What worked well? What needs to change?
Together, my collaborating partner and I designed lessons that addressed differentiation within our secondary social studies curriculum, a topic of interest for her. We utilized online differentiation tools, like NewsELA, to teach current events driven by student interest and choice. We crafted lessons that utilized homogenous and heterogeneous groupings to jigsaw textbook content into mini-projects, designed for students to analyze and synthesize information into creative content. 21st century skills were addressed, essential questions were defined …and redefined, a focus on differentiation was maintained, and technology was organically implemented. We set SMART goals to address students’ ability to analyze evidence in support of claim and scaffolded lessons towards this goal. Of particular note was also our ability to move beyond “just in time” meetings. Finally, the collaboration left both of us with useful ideas for the future.

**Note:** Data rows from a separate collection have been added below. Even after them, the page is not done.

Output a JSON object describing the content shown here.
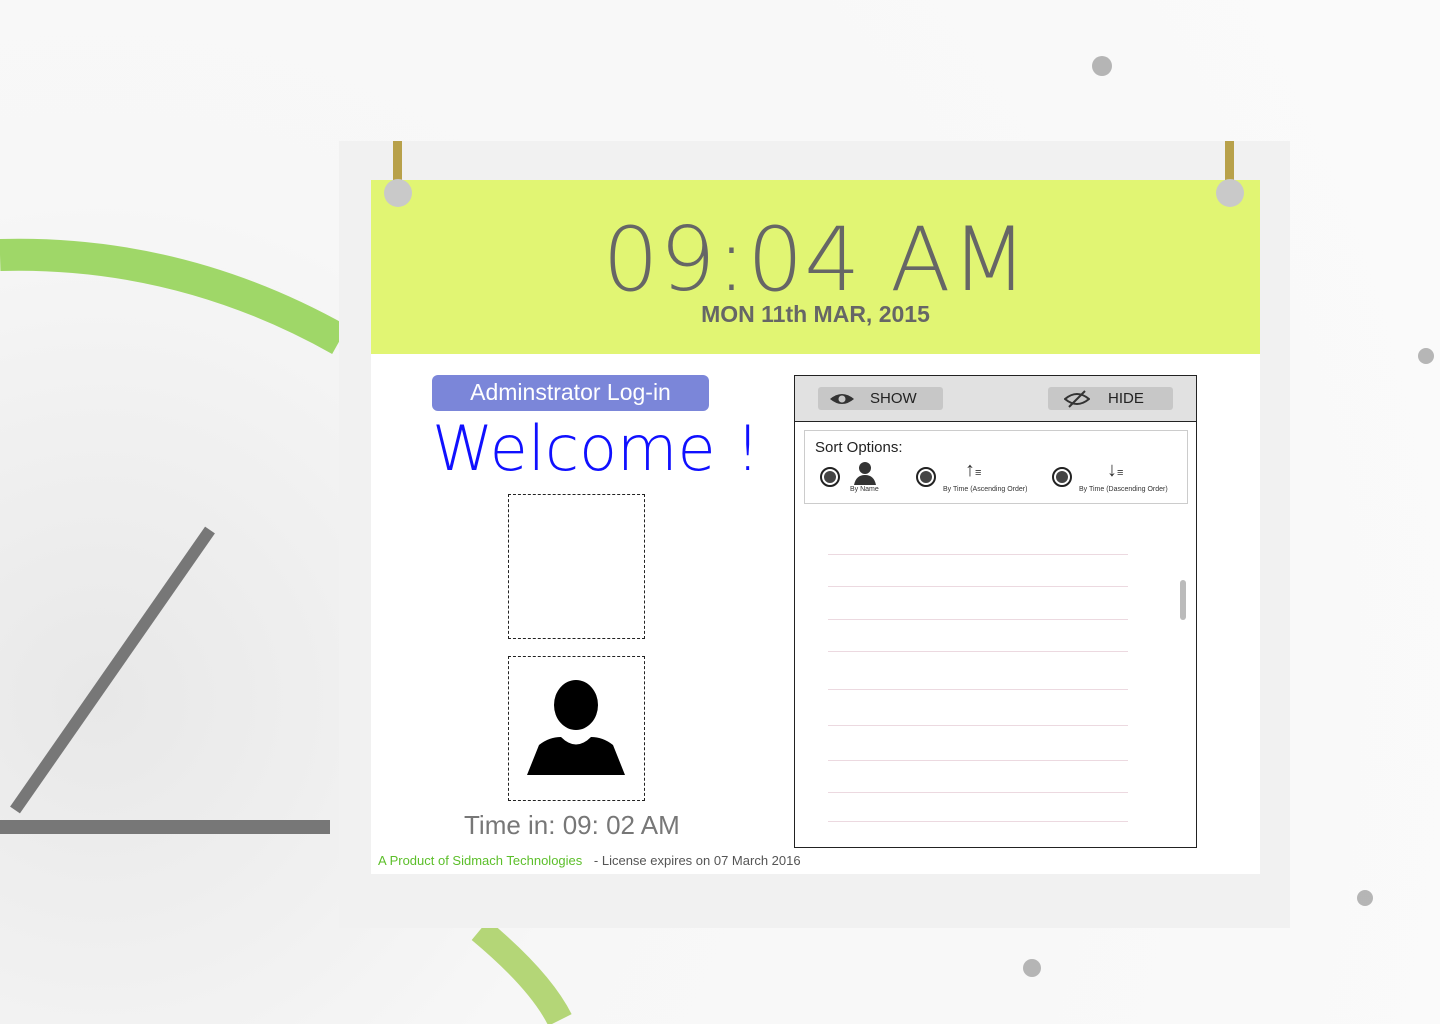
{
  "clock": {
    "time": "09:04 AM",
    "date": "MON 11th MAR, 2015"
  },
  "login": {
    "title": "Adminstrator Log-in",
    "welcome": "Welcome !",
    "time_in": "Time in: 09: 02 AM"
  },
  "footer": {
    "product": "A Product of Sidmach Technologies",
    "license": "- License expires on 07 March 2016"
  },
  "panel": {
    "show_label": "SHOW",
    "hide_label": "HIDE",
    "sort_title": "Sort Options:",
    "sort_options": [
      {
        "label": "By Name",
        "icon": "user-icon"
      },
      {
        "label": "By Time (Ascending Order)",
        "icon": "sort-ascending-icon"
      },
      {
        "label": "By Time (Dascending Order)",
        "icon": "sort-descending-icon"
      }
    ]
  },
  "colors": {
    "header": "#e1f573",
    "login": "#7b86d9",
    "welcome": "#1010ff",
    "product": "#5cbf2a"
  }
}
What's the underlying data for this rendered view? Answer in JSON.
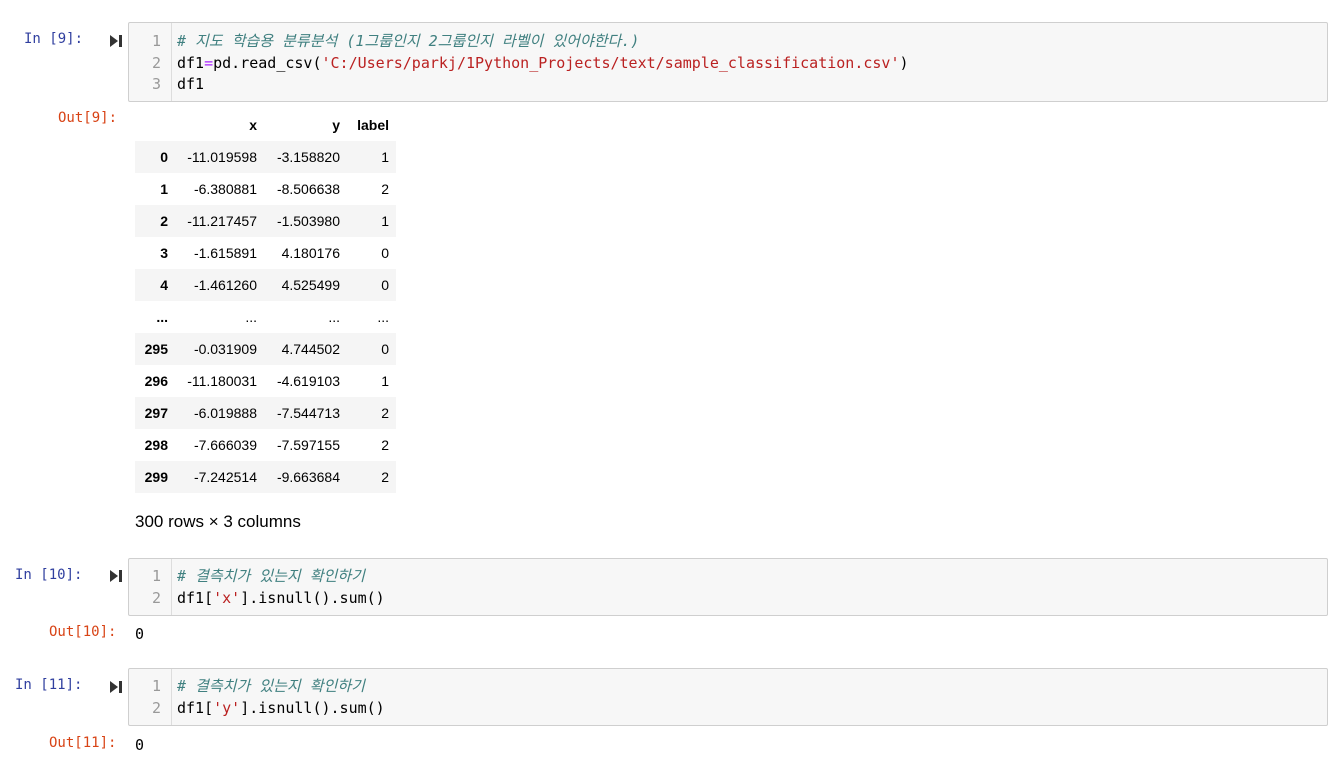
{
  "cells": [
    {
      "in_prompt": "In [9]:",
      "code_lines": [
        {
          "n": "1",
          "comment": "# 지도 학습용 분류분석 (1그룹인지 2그룹인지 라벨이 있어야한다.)"
        },
        {
          "n": "2",
          "a": "df1",
          "op": "=",
          "b": "pd.read_csv(",
          "str": "'C:/Users/parkj/1Python_Projects/text/sample_classification.csv'",
          "c": ")"
        },
        {
          "n": "3",
          "a": "df1"
        }
      ],
      "out_prompt": "Out[9]:",
      "table": {
        "columns": [
          "",
          "x",
          "y",
          "label"
        ],
        "rows": [
          [
            "0",
            "-11.019598",
            "-3.158820",
            "1"
          ],
          [
            "1",
            "-6.380881",
            "-8.506638",
            "2"
          ],
          [
            "2",
            "-11.217457",
            "-1.503980",
            "1"
          ],
          [
            "3",
            "-1.615891",
            "4.180176",
            "0"
          ],
          [
            "4",
            "-1.461260",
            "4.525499",
            "0"
          ],
          [
            "...",
            "...",
            "...",
            "..."
          ],
          [
            "295",
            "-0.031909",
            "4.744502",
            "0"
          ],
          [
            "296",
            "-11.180031",
            "-4.619103",
            "1"
          ],
          [
            "297",
            "-6.019888",
            "-7.544713",
            "2"
          ],
          [
            "298",
            "-7.666039",
            "-7.597155",
            "2"
          ],
          [
            "299",
            "-7.242514",
            "-9.663684",
            "2"
          ]
        ],
        "summary": "300 rows × 3 columns"
      }
    },
    {
      "in_prompt": "In [10]:",
      "code_lines": [
        {
          "n": "1",
          "comment": "# 결측치가 있는지 확인하기"
        },
        {
          "n": "2",
          "a": "df1[",
          "str": "'x'",
          "c": "].isnull().sum()"
        }
      ],
      "out_prompt": "Out[10]:",
      "output": "0"
    },
    {
      "in_prompt": "In [11]:",
      "code_lines": [
        {
          "n": "1",
          "comment": "# 결측치가 있는지 확인하기"
        },
        {
          "n": "2",
          "a": "df1[",
          "str": "'y'",
          "c": "].isnull().sum()"
        }
      ],
      "out_prompt": "Out[11]:",
      "output": "0"
    }
  ],
  "icons": {
    "run": "run-cell-icon"
  }
}
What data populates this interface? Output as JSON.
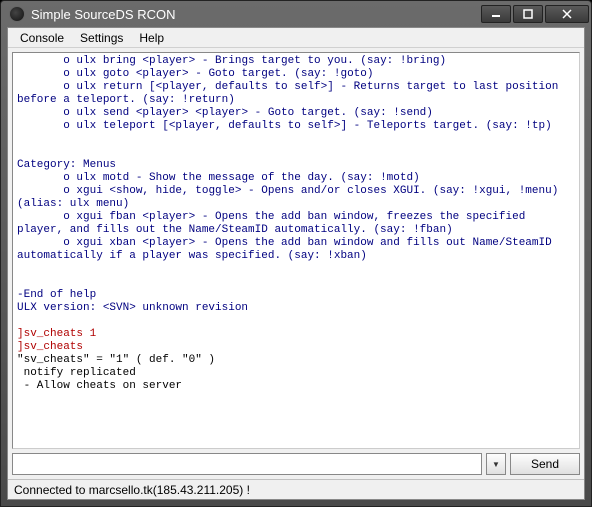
{
  "window": {
    "title": "Simple SourceDS RCON"
  },
  "menu": {
    "console": "Console",
    "settings": "Settings",
    "help": "Help"
  },
  "console": {
    "lines": [
      {
        "c": "blue",
        "t": "       o ulx bring <player> - Brings target to you. (say: !bring)"
      },
      {
        "c": "blue",
        "t": "       o ulx goto <player> - Goto target. (say: !goto)"
      },
      {
        "c": "blue",
        "t": "       o ulx return [<player, defaults to self>] - Returns target to last position before a teleport. (say: !return)"
      },
      {
        "c": "blue",
        "t": "       o ulx send <player> <player> - Goto target. (say: !send)"
      },
      {
        "c": "blue",
        "t": "       o ulx teleport [<player, defaults to self>] - Teleports target. (say: !tp)"
      },
      {
        "c": "blue",
        "t": ""
      },
      {
        "c": "blue",
        "t": ""
      },
      {
        "c": "blue",
        "t": "Category: Menus"
      },
      {
        "c": "blue",
        "t": "       o ulx motd - Show the message of the day. (say: !motd)"
      },
      {
        "c": "blue",
        "t": "       o xgui <show, hide, toggle> - Opens and/or closes XGUI. (say: !xgui, !menu) (alias: ulx menu)"
      },
      {
        "c": "blue",
        "t": "       o xgui fban <player> - Opens the add ban window, freezes the specified player, and fills out the Name/SteamID automatically. (say: !fban)"
      },
      {
        "c": "blue",
        "t": "       o xgui xban <player> - Opens the add ban window and fills out Name/SteamID automatically if a player was specified. (say: !xban)"
      },
      {
        "c": "blue",
        "t": ""
      },
      {
        "c": "blue",
        "t": ""
      },
      {
        "c": "blue",
        "t": "-End of help"
      },
      {
        "c": "blue",
        "t": "ULX version: <SVN> unknown revision"
      },
      {
        "c": "blue",
        "t": ""
      },
      {
        "c": "red",
        "t": "]sv_cheats 1"
      },
      {
        "c": "red",
        "t": "]sv_cheats"
      },
      {
        "c": "black",
        "t": "\"sv_cheats\" = \"1\" ( def. \"0\" )"
      },
      {
        "c": "black",
        "t": " notify replicated"
      },
      {
        "c": "black",
        "t": " - Allow cheats on server"
      },
      {
        "c": "black",
        "t": ""
      }
    ]
  },
  "input": {
    "value": "",
    "send_label": "Send",
    "dropdown_glyph": "▼"
  },
  "status": {
    "text": "Connected to marcsello.tk(185.43.211.205) !"
  }
}
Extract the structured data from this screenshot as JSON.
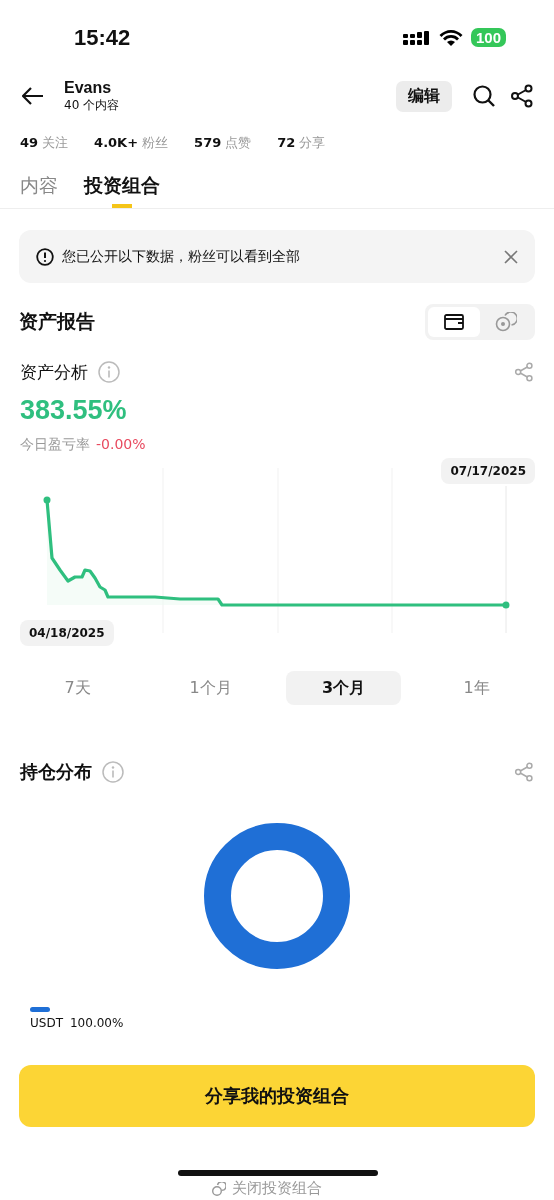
{
  "status_bar": {
    "time": "15:42",
    "battery": "100"
  },
  "header": {
    "name": "Evans",
    "subtitle": "40 个内容",
    "edit_button": "编辑"
  },
  "stats": [
    {
      "value": "49",
      "label": "关注"
    },
    {
      "value": "4.0K+",
      "label": "粉丝"
    },
    {
      "value": "579",
      "label": "点赞"
    },
    {
      "value": "72",
      "label": "分享"
    }
  ],
  "tabs": [
    {
      "label": "内容",
      "selected": false
    },
    {
      "label": "投资组合",
      "selected": true
    }
  ],
  "notice": {
    "text": "您已公开以下数据，粉丝可以看到全部"
  },
  "asset_report": {
    "title": "资产报告",
    "views": [
      {
        "kind": "wallet",
        "selected": true
      },
      {
        "kind": "coin",
        "selected": false
      }
    ]
  },
  "asset_analysis": {
    "title": "资产分析",
    "return": "383.55%",
    "today_label": "今日盈亏率",
    "today_value": "-0.00%",
    "end_date": "07/17/2025",
    "start_date": "04/18/2025"
  },
  "ranges": [
    {
      "label": "7天",
      "selected": false
    },
    {
      "label": "1个月",
      "selected": false
    },
    {
      "label": "3个月",
      "selected": true
    },
    {
      "label": "1年",
      "selected": false
    }
  ],
  "holdings": {
    "title": "持仓分布",
    "legend": [
      {
        "name": "USDT",
        "value": "100.00%",
        "color": "#1f6fd6"
      }
    ]
  },
  "share_button": "分享我的投资组合",
  "close_link": "关闭投资组合"
}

If we were to follow-up on this lesson design, the goal would be to get even further along in the lesson design process, and to incorporate problem-based tasks, discuss assessment practices tied to standards, and craft student directions.
What do you see as your strengths and weaknesses as a coach?
One of my most significant personal goals was to develop communication skills, to include active listening, paraphrasing, clarifying questions, and probing questions (Foltos, 2013). I believe my participation in peer coaching was a successful exercise in raising my comfort level with these skills. I did a lot more active listening, restraining myself from advocacy in sharing past experiences and suggesting tools. My active listening and paraphrasing also created opportunities for recognition of my partner’s successes in the classroom. In the future, I would seek regular feedback from my collaborating partner as well by asking questions like, “Is this approach to collaboration working for you?”
What additional professional learning do you need to become a more effective coach?
While I feel that I have a baseline understanding of what being a peer coach looks like, seeking out additional online or face-to-face training could be beneficial. Engaging in professional learning communities, like those on Twitter can be a useful starting place. One example is the ISTE EdTechCoachesNetwork, or the hashtag #etcoaches to find engage in useful professional conversations.
Ferazzi, Keith (2015). Use your staff meeting for peer-to-peer coaching. Harvard Business Review. Retrieved from https://hbr.org/2015/02/use-your-staff-meeting-for-peer-to-peer-coaching
Foltos, L. (2013). Peer Coaching: Unlocking the Power of Collaboration. Thousand Oaks: Corwin.
Foltos, L. (2015). Principals boost coaching’s impact: school leaders’ support is critical to collaboration. Journal Of Staff Development, 36(1), 48-51,.
Jewett, P., & MacPhee, D. (2012). Adding collaborative peer coaching to our teaching identities. The Reading Teacher, 66(2), 105-110.